Arguably the most acclaimed Black ballet production of the first half of the 20th century was “Black Ritual (Obeah)”, choreographed by white female ballet dancer and choreographer Agnes de Mille. This was a production expressing African culture through an all-Black-Woman cast of 16, taken from the “Negro Wing” of the American Ballet Theatre School in 1940. The performance was met with harsh critique and backlash, despite now being looked at as a significant event in ballet history. However, like the appropriation of Black culture by Balanchine, this too proves problematic and oppressive due to the fact a white Woman controlled and dictated the story of Black culture whilst using Black dancers as props.

It will never be progressive for white people to write Black narratives. This was something recognised by Black people in the ballet world, leading to the formation of groups such as Les Ballet Nègres. In 1946, Les Ballet Nègres became the first Black dance company in Europe, after being founded by Jamaican dancers Berto Pasuka and Ritchie Riley in London.

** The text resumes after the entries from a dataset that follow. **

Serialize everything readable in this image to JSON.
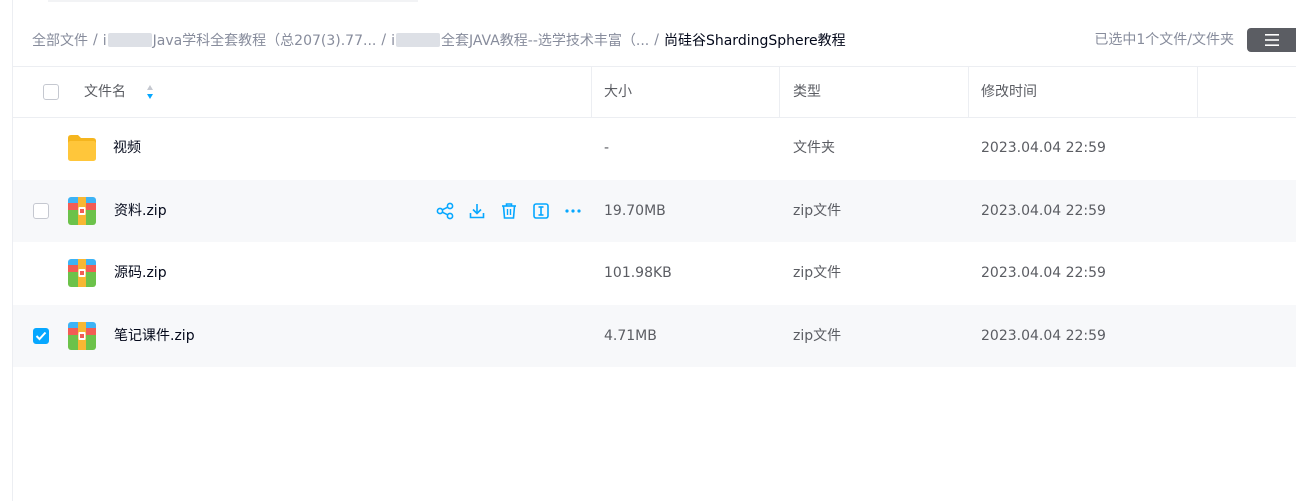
{
  "breadcrumb": {
    "items": [
      {
        "label": "全部文件"
      },
      {
        "label": "Java学科全套教程（总207(3).77..."
      },
      {
        "label": "全套JAVA教程--选学技术丰富（..."
      },
      {
        "label": "尚硅谷ShardingSphere教程"
      }
    ],
    "prefix_2": "i",
    "prefix_3": "i",
    "separator": "/"
  },
  "selection_info": "已选中1个文件/文件夹",
  "table": {
    "columns": {
      "name": "文件名",
      "size": "大小",
      "type": "类型",
      "modified": "修改时间"
    },
    "rows": [
      {
        "name": "视频",
        "size": "-",
        "type": "文件夹",
        "modified": "2023.04.04 22:59",
        "icon": "folder-icon",
        "checked": false
      },
      {
        "name": "资料.zip",
        "size": "19.70MB",
        "type": "zip文件",
        "modified": "2023.04.04 22:59",
        "icon": "zip-icon",
        "checked": false,
        "hover": true
      },
      {
        "name": "源码.zip",
        "size": "101.98KB",
        "type": "zip文件",
        "modified": "2023.04.04 22:59",
        "icon": "zip-icon",
        "checked": false
      },
      {
        "name": "笔记课件.zip",
        "size": "4.71MB",
        "type": "zip文件",
        "modified": "2023.04.04 22:59",
        "icon": "zip-icon",
        "checked": true
      }
    ]
  },
  "row_actions": [
    "share-icon",
    "download-icon",
    "delete-icon",
    "rename-icon",
    "more-icon"
  ],
  "colors": {
    "accent": "#06a7ff",
    "text": "#03081a",
    "muted": "#878c9c",
    "folder": "#ffc63a",
    "row_hover": "#f7f8fa"
  }
}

The company resisted rigid Western notions of ballet and choreographed performances that spoke of African Caribbean histories, folktales and rituals through spontaneous, fluid and expressive dance inspired by their culture.

Unsurprisingly, Les Ballet Nègres received criticism of primitivism, savagery, hypersexualisation and confusion. The ballet world will try and keep Blackness out in order to retain its claim on cultural capital. For example, it wasn’t until 2018 that ballet shoes were created to suit Black skin – before then, Black dancers have had to cover their ballet pumps in makeup to blend them in. Circumstances like these highlight a complete disregard for blackness at best, active subjugation at worst.

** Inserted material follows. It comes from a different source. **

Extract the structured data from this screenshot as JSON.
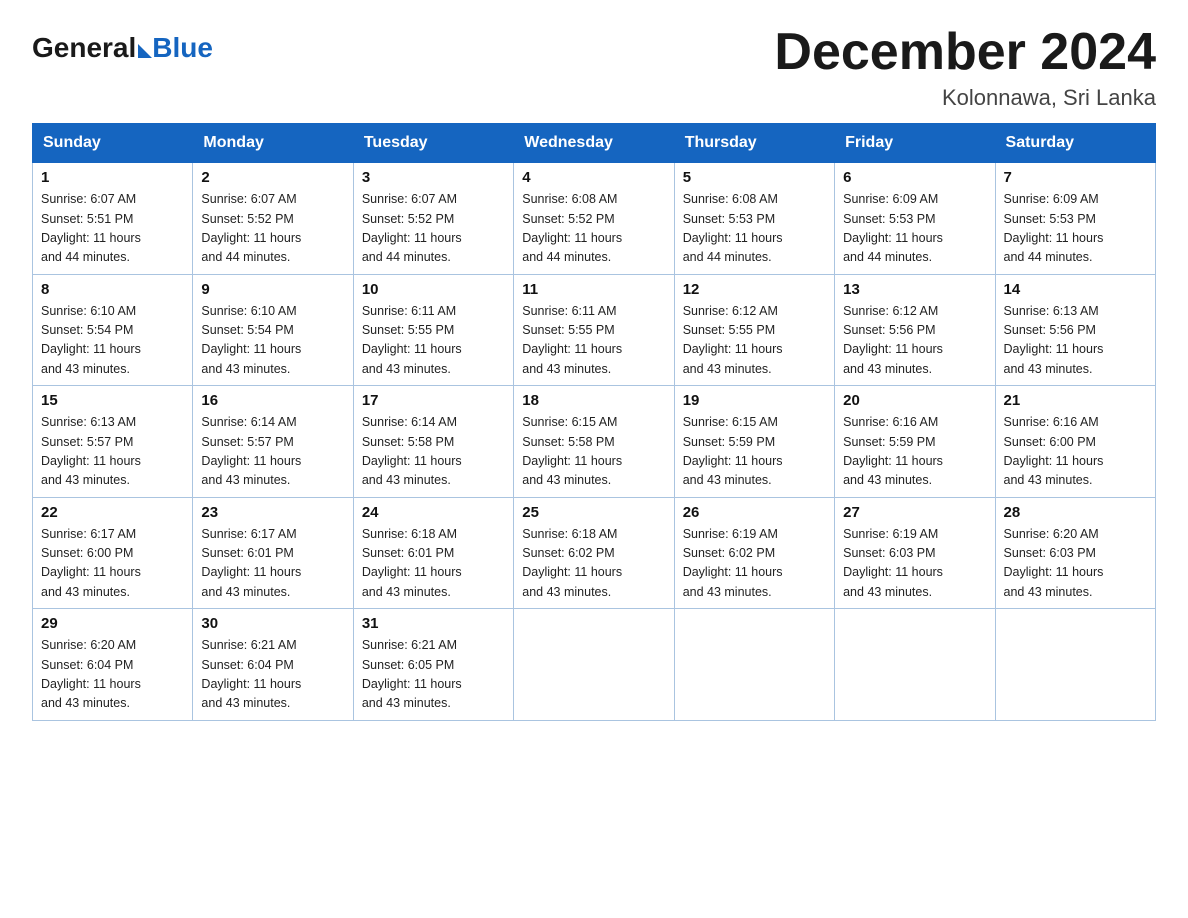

In the 21st century, we can see more Black people entering the professional ballet world through projects like Ballet Black, a British ballet company founded by Cassa Pancho in 2001. It came as a response to the lack of professional Black and Asian ballet dancers in the UK. The company has been very successful, winning awards and performing on large stages, including as part of Stormzy’s headlining act at Glastonbury Festival 2019. Whilst many sing its praises – and we definitely should acknowledge the success of Black people within the company – let’s not stay blind to the fact that it was started by another woman outside the Black community, peering in as a saviour.

Whilst there are now more initiatives to promote ballet amongst Black communities in the UK and abroad (i.e., Nigeria’s Leap of Dance Academy in Lagos), the notion of purity, civilisation, and ultimately white supremacy still cloak the art practice. Realistically, this cultural hierarchy that manifests within ballet will only end with an end to cultural capital and a breaking of all systems of oppression that prescribe stratification. Until then, Black people will continue fighting to truly express themselves in their own way, without the control of a white gaze.

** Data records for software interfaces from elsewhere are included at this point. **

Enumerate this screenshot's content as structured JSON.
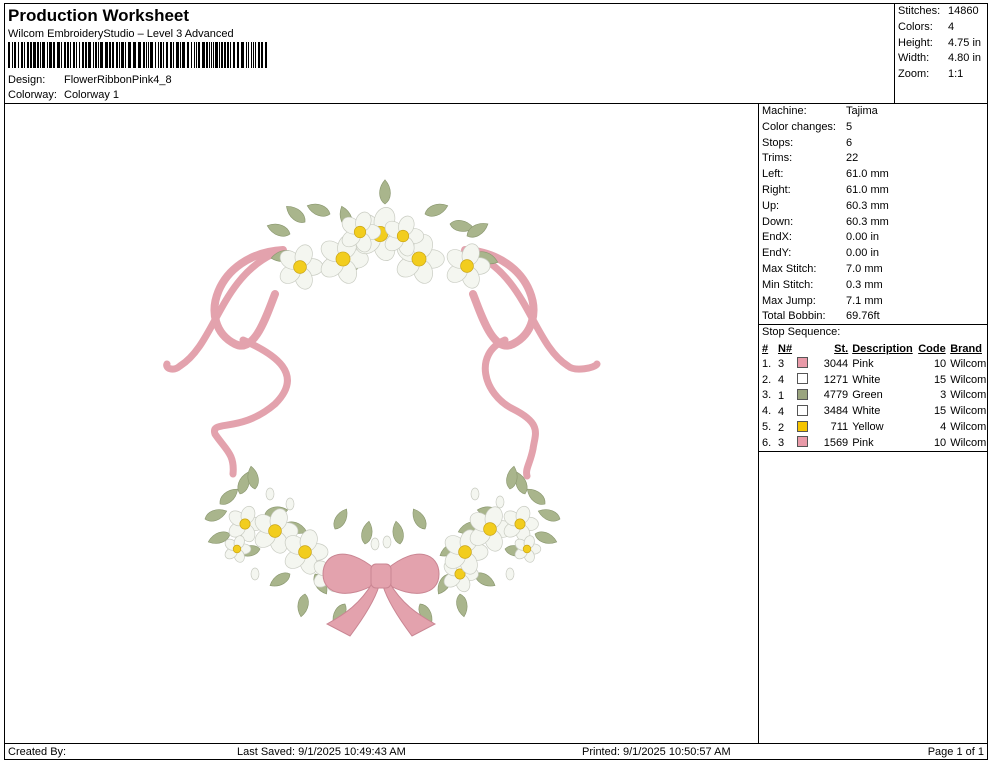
{
  "header": {
    "title": "Production Worksheet",
    "software": "Wilcom EmbroideryStudio – Level 3 Advanced",
    "design_label": "Design:",
    "design_value": "FlowerRibbonPink4_8",
    "colorway_label": "Colorway:",
    "colorway_value": "Colorway 1"
  },
  "summary": [
    {
      "label": "Stitches:",
      "value": "14860"
    },
    {
      "label": "Colors:",
      "value": "4"
    },
    {
      "label": "Height:",
      "value": "4.75 in"
    },
    {
      "label": "Width:",
      "value": "4.80 in"
    },
    {
      "label": "Zoom:",
      "value": "1:1"
    }
  ],
  "machine_info": [
    {
      "label": "Machine:",
      "value": "Tajima"
    },
    {
      "label": "Color changes:",
      "value": "5"
    },
    {
      "label": "Stops:",
      "value": "6"
    },
    {
      "label": "Trims:",
      "value": "22"
    },
    {
      "label": "Left:",
      "value": "61.0 mm"
    },
    {
      "label": "Right:",
      "value": "61.0 mm"
    },
    {
      "label": "Up:",
      "value": "60.3 mm"
    },
    {
      "label": "Down:",
      "value": "60.3 mm"
    },
    {
      "label": "EndX:",
      "value": "0.00 in"
    },
    {
      "label": "EndY:",
      "value": "0.00 in"
    },
    {
      "label": "Max Stitch:",
      "value": "7.0 mm"
    },
    {
      "label": "Min Stitch:",
      "value": "0.3 mm"
    },
    {
      "label": "Max Jump:",
      "value": "7.1 mm"
    },
    {
      "label": "Total Bobbin:",
      "value": "69.76ft"
    }
  ],
  "stop_sequence": {
    "title": "Stop Sequence:",
    "headers": [
      "#",
      "N#",
      "St.",
      "Description",
      "Code",
      "Brand"
    ],
    "rows": [
      {
        "idx": "1.",
        "n": "3",
        "swatch": "#e89aa8",
        "st": "3044",
        "desc": "Pink",
        "code": "10",
        "brand": "Wilcom"
      },
      {
        "idx": "2.",
        "n": "4",
        "swatch": "#ffffff",
        "st": "1271",
        "desc": "White",
        "code": "15",
        "brand": "Wilcom"
      },
      {
        "idx": "3.",
        "n": "1",
        "swatch": "#9aa47e",
        "st": "4779",
        "desc": "Green",
        "code": "3",
        "brand": "Wilcom"
      },
      {
        "idx": "4.",
        "n": "4",
        "swatch": "#ffffff",
        "st": "3484",
        "desc": "White",
        "code": "15",
        "brand": "Wilcom"
      },
      {
        "idx": "5.",
        "n": "2",
        "swatch": "#f5c400",
        "st": "711",
        "desc": "Yellow",
        "code": "4",
        "brand": "Wilcom"
      },
      {
        "idx": "6.",
        "n": "3",
        "swatch": "#e89aa8",
        "st": "1569",
        "desc": "Pink",
        "code": "10",
        "brand": "Wilcom"
      }
    ]
  },
  "footer": {
    "created_by": "Created By:",
    "last_saved": "Last Saved: 9/1/2025 10:49:43 AM",
    "printed": "Printed: 9/1/2025 10:50:57 AM",
    "page": "Page 1 of 1"
  },
  "colors": {
    "ribbon": "#e3a2ad",
    "ribbon_dark": "#c98592",
    "leaf": "#a9b58c",
    "leaf_dark": "#8b9870",
    "petal": "#f4f6f0",
    "center": "#f2cd1e"
  }
}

Written By: Lisa Insansa Woods – a journalist, writer, poet and documentary filmmaker with a degree in BA Journalism. She is passionate about feminist, anti-classist and environmentalist struggles. Check out more of her writing here

Header Image: courtesy of SMDCAC presents Dance Theatre of Harlem’ Return of the Black Ballerina: Alicia Graf

Leave a comment

This site uses Akismet to reduce spam. Learn how your comment data is processed.

To continue reading this article...

Become a member today

Staffed by a team of international Black female and non-binary writers, penning crucial and critical commentary at the intersection of race and gender.

More like this

Real Reads

Stolen: A Four-Part Series of Loss and Self-Discovery (Part Four of Four)

With amnesia comes riches and power unbound. My brother, my Adebiyi had been stolen, and he had forgotten

Real Reads

Journey to the Motherland: A Diasporic Account of My Return to Nigeria (Part Three of Four)

The strange position I occupied as a tourist, yet a native, in my home country really resonated with me while I was taking pictures

Real Reads

Author of Black Girl Finance, Selina Flavius, Sits With Us

Black Girl Finance is a book dedicated to providing Black Women and girls with financial tips and encouragement to normalise money talks